Stored items

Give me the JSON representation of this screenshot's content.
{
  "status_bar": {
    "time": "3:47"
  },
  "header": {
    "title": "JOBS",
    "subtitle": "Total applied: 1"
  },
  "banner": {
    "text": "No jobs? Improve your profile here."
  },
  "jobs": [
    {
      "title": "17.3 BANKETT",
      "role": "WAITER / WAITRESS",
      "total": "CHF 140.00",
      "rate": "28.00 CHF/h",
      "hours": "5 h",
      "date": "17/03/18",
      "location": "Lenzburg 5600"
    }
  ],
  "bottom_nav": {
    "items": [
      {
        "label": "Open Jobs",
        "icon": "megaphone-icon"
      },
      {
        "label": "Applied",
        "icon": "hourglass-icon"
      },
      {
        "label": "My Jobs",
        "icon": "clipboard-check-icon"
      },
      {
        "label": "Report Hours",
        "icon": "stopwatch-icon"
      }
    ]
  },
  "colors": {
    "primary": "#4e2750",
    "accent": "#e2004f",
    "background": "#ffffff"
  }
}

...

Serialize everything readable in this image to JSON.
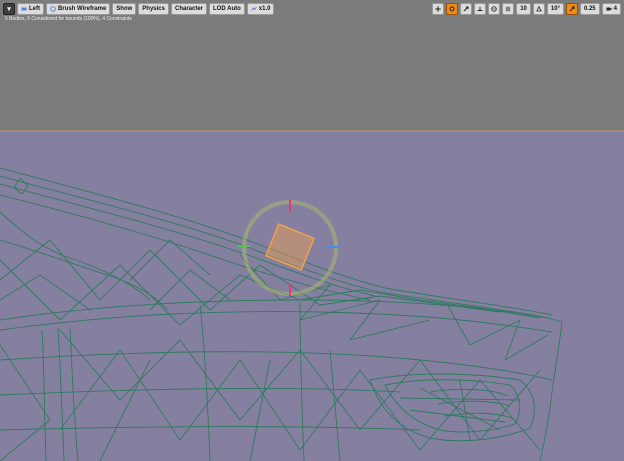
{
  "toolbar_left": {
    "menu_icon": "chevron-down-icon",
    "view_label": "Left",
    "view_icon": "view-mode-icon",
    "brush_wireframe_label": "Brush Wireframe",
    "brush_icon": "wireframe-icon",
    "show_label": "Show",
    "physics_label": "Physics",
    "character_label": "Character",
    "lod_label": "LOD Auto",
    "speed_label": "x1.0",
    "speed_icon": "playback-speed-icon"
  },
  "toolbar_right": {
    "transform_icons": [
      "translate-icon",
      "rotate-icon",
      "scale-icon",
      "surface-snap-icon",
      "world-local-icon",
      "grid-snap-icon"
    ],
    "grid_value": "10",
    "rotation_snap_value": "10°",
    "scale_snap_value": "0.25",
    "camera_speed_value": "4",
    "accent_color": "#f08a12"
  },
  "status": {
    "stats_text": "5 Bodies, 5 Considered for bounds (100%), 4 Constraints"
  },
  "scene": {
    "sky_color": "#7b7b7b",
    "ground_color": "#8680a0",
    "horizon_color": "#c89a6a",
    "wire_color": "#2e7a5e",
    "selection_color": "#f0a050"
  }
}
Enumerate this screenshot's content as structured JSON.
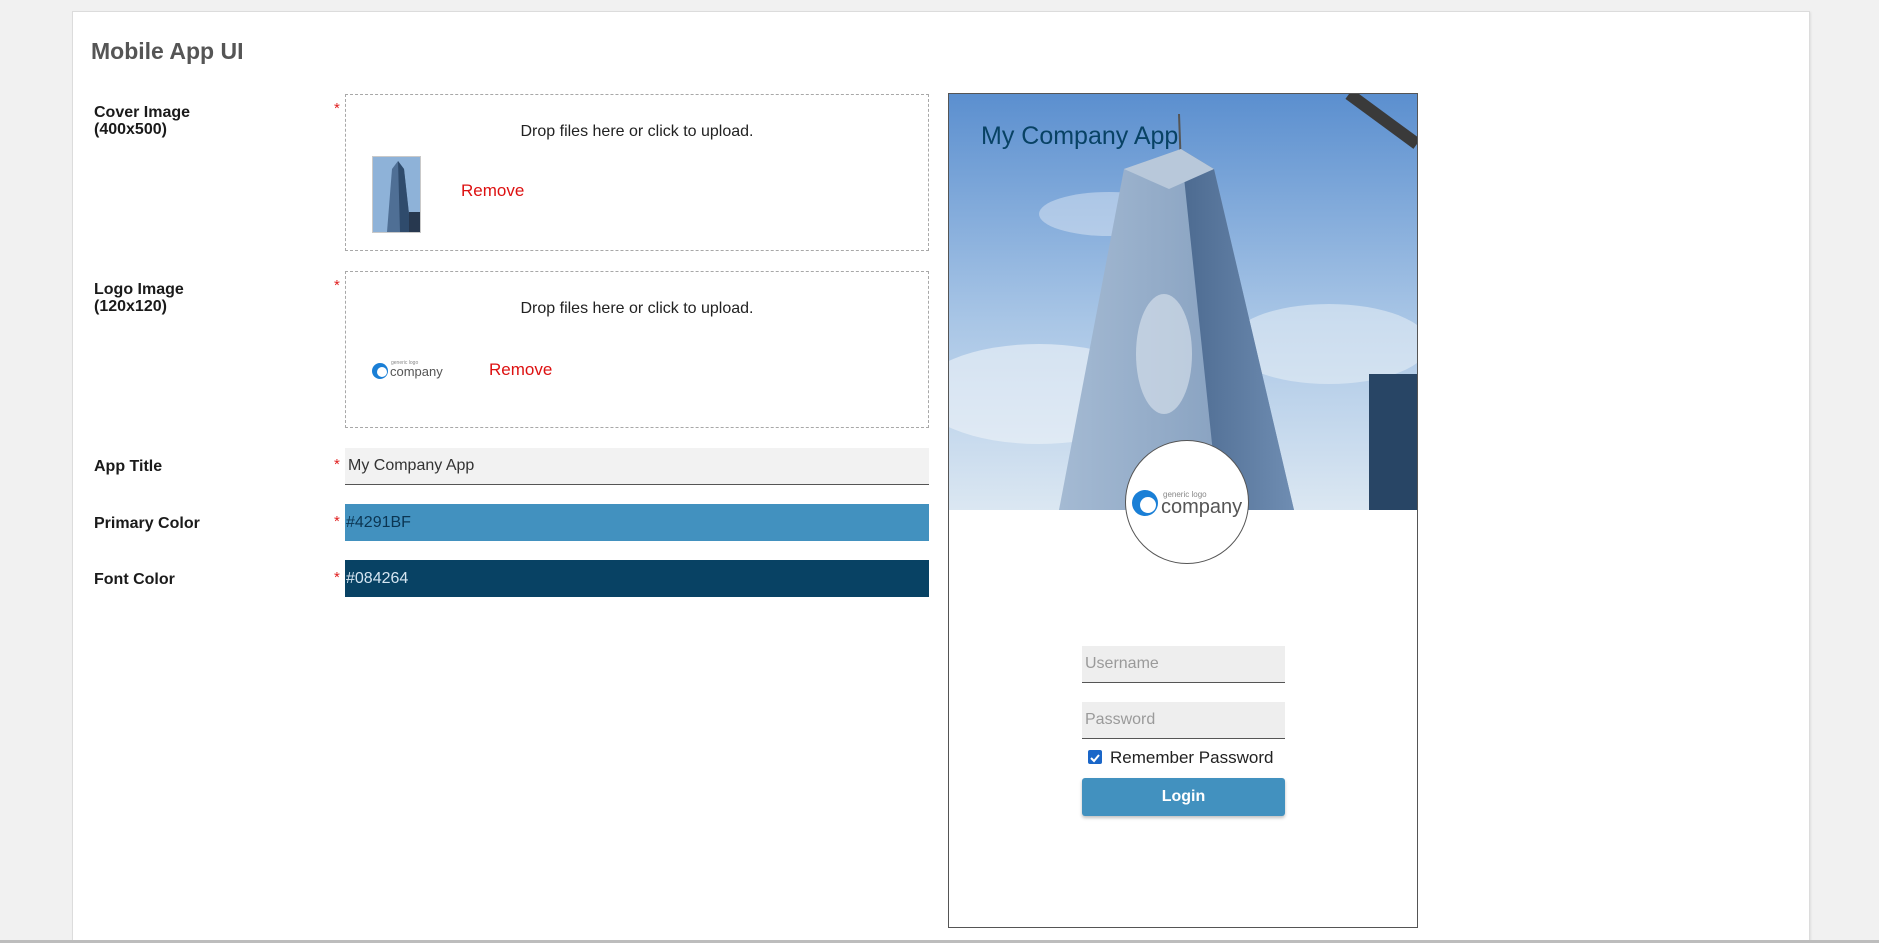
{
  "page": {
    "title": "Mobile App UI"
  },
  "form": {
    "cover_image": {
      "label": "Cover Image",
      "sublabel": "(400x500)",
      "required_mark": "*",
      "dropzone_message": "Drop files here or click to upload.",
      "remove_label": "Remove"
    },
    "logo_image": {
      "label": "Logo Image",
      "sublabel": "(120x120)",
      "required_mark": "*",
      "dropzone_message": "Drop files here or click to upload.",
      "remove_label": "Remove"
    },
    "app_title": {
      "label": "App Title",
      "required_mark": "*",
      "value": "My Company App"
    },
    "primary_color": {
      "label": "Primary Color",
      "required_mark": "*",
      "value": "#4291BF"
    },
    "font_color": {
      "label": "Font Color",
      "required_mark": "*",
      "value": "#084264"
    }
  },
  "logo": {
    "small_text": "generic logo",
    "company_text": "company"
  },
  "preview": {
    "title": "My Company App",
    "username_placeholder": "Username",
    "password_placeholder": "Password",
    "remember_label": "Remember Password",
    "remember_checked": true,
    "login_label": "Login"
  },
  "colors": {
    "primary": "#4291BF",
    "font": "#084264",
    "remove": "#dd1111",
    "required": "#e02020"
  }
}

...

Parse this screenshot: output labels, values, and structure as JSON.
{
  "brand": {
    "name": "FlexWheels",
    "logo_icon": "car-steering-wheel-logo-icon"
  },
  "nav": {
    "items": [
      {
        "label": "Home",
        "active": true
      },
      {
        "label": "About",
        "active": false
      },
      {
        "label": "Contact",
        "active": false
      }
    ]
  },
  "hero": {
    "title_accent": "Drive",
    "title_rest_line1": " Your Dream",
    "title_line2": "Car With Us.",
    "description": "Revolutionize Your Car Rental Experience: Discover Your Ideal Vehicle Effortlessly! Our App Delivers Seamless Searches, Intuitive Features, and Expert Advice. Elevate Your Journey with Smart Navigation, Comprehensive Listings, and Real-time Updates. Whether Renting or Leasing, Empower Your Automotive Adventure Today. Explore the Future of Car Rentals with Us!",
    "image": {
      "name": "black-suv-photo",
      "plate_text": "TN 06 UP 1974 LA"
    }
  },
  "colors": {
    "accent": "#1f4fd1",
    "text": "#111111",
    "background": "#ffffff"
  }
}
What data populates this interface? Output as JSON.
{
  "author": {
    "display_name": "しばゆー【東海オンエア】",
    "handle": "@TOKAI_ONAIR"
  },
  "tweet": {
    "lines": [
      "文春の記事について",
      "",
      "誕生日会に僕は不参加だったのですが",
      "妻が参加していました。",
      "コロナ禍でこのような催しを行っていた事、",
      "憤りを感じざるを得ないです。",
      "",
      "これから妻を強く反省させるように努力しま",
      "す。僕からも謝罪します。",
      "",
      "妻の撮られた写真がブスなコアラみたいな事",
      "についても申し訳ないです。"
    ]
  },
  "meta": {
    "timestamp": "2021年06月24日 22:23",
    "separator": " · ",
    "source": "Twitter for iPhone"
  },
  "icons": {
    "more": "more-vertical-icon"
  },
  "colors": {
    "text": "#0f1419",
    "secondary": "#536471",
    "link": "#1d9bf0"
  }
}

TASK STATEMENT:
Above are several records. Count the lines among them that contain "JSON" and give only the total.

YOUR RESPONSE:
5